(Exercise goal): For this exercise, write out each entry below exactly, omitting the images.

Page and application data records
Segment Open

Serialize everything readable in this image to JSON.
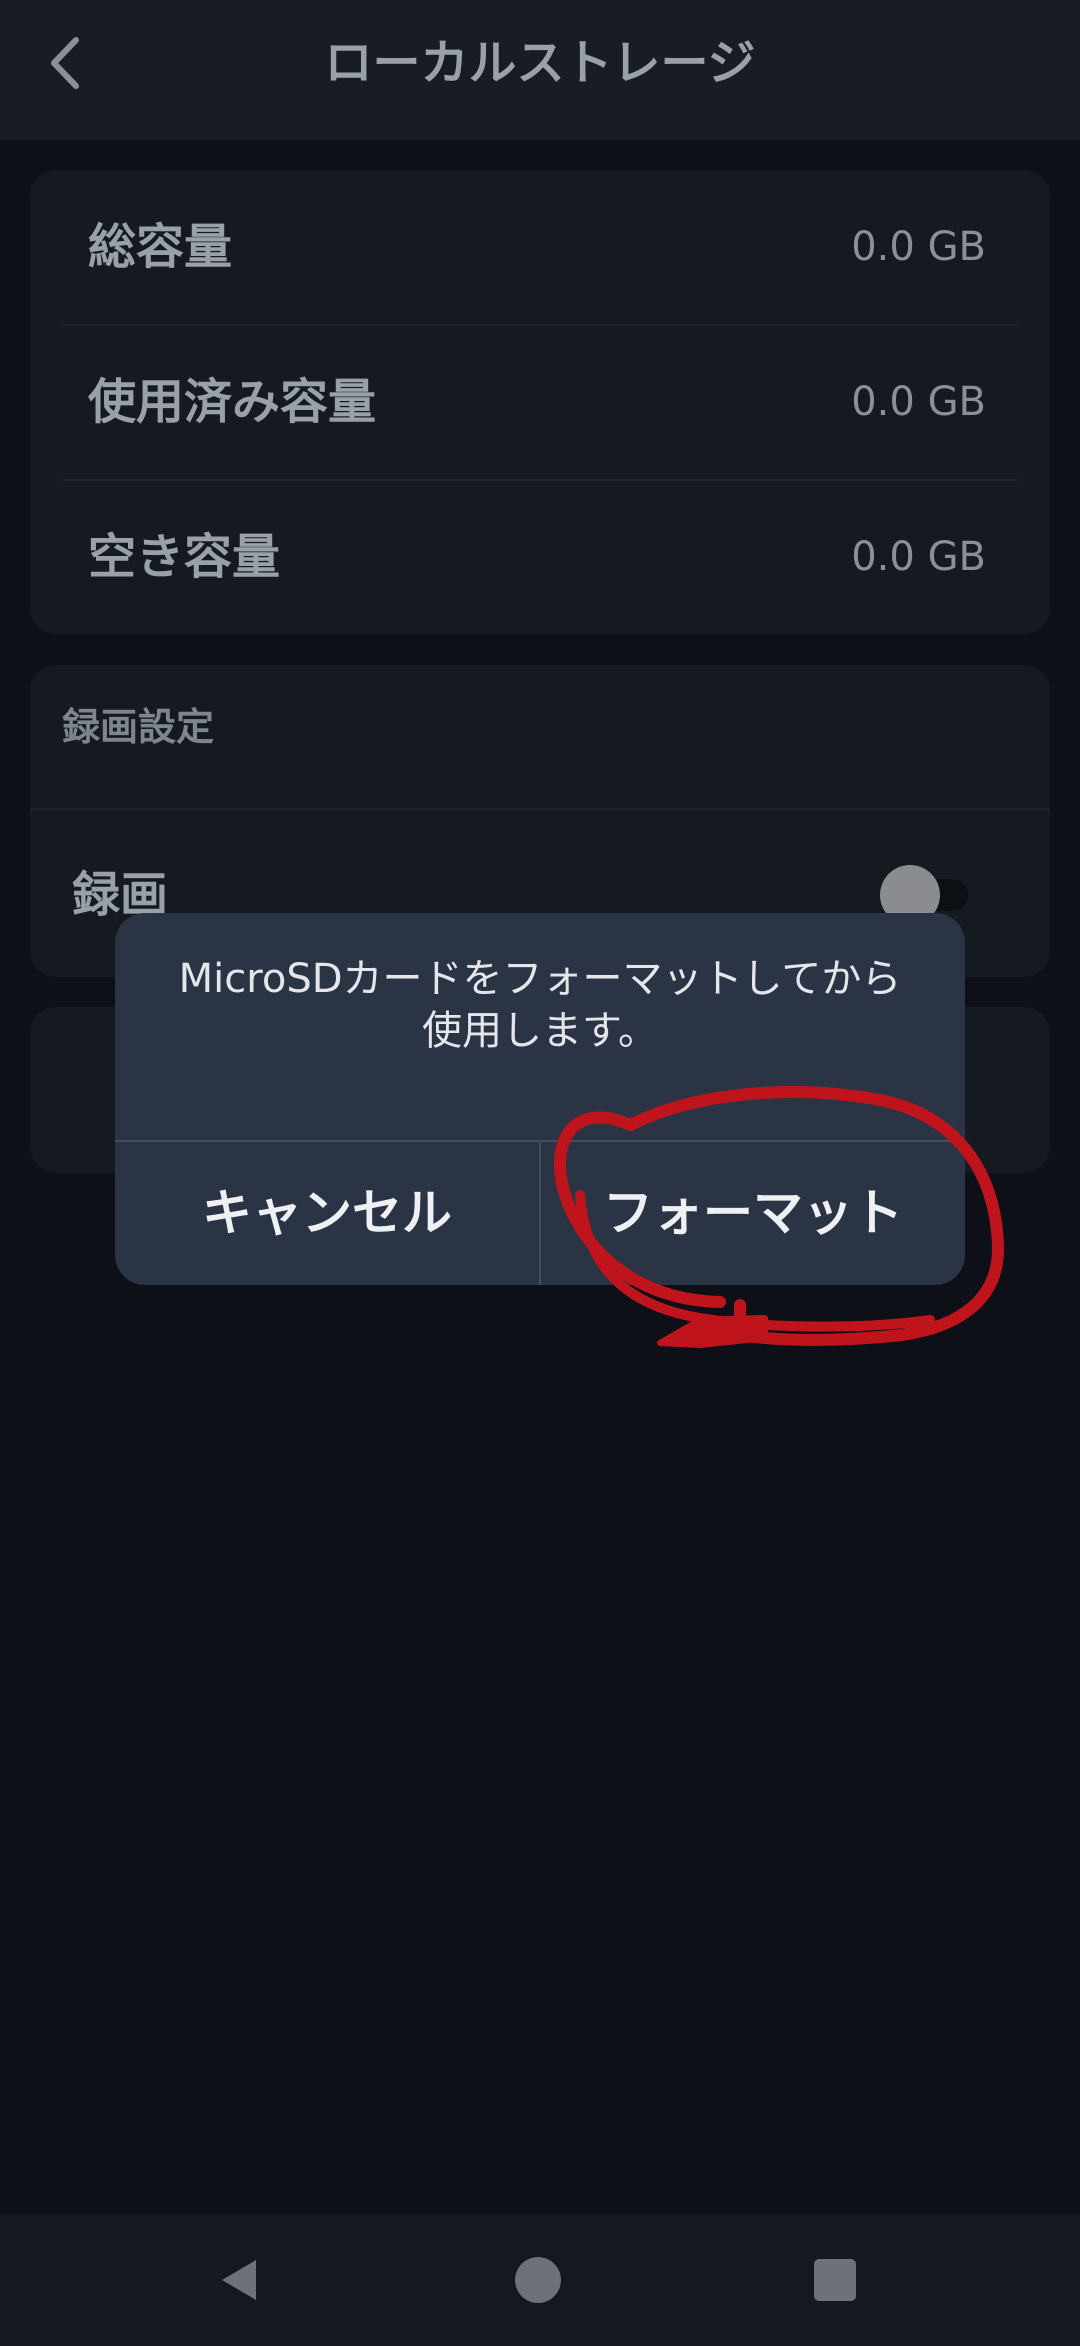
{
  "header": {
    "title": "ローカルストレージ",
    "back_icon": "chevron-left-icon"
  },
  "storage": {
    "rows": [
      {
        "label": "総容量",
        "value": "0.0 GB"
      },
      {
        "label": "使用済み容量",
        "value": "0.0 GB"
      },
      {
        "label": "空き容量",
        "value": "0.0 GB"
      }
    ]
  },
  "recording": {
    "section_title": "録画設定",
    "label": "録画",
    "toggle_on": false
  },
  "dialog": {
    "message": "MicroSDカードをフォーマットしてから使用します。",
    "cancel_label": "キャンセル",
    "format_label": "フォーマット"
  },
  "navbar": {
    "back_icon": "triangle-back-icon",
    "home_icon": "circle-home-icon",
    "recents_icon": "square-recents-icon"
  },
  "colors": {
    "background": "#0d1117",
    "card": "#151a21",
    "dialog": "#2b3444",
    "annotation": "#c0141c"
  }
}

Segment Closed

(Reply to the task):
Serialize everything readable in this image to JSON.
{
  "header": {
    "title": "ローカルストレージ",
    "back_icon": "chevron-left-icon"
  },
  "storage": {
    "rows": [
      {
        "label": "総容量",
        "value": "0.0 GB"
      },
      {
        "label": "使用済み容量",
        "value": "0.0 GB"
      },
      {
        "label": "空き容量",
        "value": "0.0 GB"
      }
    ]
  },
  "recording": {
    "section_title": "録画設定",
    "label": "録画",
    "toggle_on": false
  },
  "dialog": {
    "message": "MicroSDカードをフォーマットしてから使用します。",
    "cancel_label": "キャンセル",
    "format_label": "フォーマット"
  },
  "navbar": {
    "back_icon": "triangle-back-icon",
    "home_icon": "circle-home-icon",
    "recents_icon": "square-recents-icon"
  },
  "colors": {
    "background": "#0d1117",
    "card": "#151a21",
    "dialog": "#2b3444",
    "annotation": "#c0141c"
  }
}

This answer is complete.